- [What the task requires] Pull out every line below that contains the word "product".

Collection entries
____________________
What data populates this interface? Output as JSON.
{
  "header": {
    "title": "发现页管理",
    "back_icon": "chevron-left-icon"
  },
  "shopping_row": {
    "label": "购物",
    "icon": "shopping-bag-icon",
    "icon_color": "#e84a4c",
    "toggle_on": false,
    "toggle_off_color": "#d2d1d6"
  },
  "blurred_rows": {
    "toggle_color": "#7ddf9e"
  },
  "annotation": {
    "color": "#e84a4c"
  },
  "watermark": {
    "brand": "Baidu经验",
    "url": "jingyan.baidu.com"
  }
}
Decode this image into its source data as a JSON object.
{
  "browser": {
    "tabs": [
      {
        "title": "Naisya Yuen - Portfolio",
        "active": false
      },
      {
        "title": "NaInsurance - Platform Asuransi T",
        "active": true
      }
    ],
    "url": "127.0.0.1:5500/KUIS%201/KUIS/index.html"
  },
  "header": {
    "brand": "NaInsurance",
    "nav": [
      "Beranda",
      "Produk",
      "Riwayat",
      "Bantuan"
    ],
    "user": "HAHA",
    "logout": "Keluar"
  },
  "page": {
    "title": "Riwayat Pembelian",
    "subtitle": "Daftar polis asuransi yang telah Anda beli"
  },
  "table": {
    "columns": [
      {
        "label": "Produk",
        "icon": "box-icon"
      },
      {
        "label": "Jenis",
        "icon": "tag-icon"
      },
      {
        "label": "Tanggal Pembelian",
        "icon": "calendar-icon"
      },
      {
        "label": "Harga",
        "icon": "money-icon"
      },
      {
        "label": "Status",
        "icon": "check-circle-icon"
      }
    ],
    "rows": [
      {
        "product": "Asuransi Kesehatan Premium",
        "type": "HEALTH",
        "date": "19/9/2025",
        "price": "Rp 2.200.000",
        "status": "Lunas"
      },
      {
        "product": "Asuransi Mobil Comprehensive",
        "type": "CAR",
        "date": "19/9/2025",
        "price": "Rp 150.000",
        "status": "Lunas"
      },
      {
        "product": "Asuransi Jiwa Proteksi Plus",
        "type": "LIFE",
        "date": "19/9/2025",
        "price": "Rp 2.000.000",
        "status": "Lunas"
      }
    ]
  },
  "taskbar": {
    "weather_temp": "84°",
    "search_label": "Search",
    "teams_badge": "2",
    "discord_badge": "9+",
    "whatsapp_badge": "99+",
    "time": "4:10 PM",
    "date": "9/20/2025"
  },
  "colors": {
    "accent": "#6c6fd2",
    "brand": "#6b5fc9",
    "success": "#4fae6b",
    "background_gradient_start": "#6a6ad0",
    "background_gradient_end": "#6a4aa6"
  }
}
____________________
- [Answer box]
        "product": "Asuransi Kesehatan Premium",
        "product": "Asuransi Mobil Comprehensive",
        "product": "Asuransi Jiwa Proteksi Plus",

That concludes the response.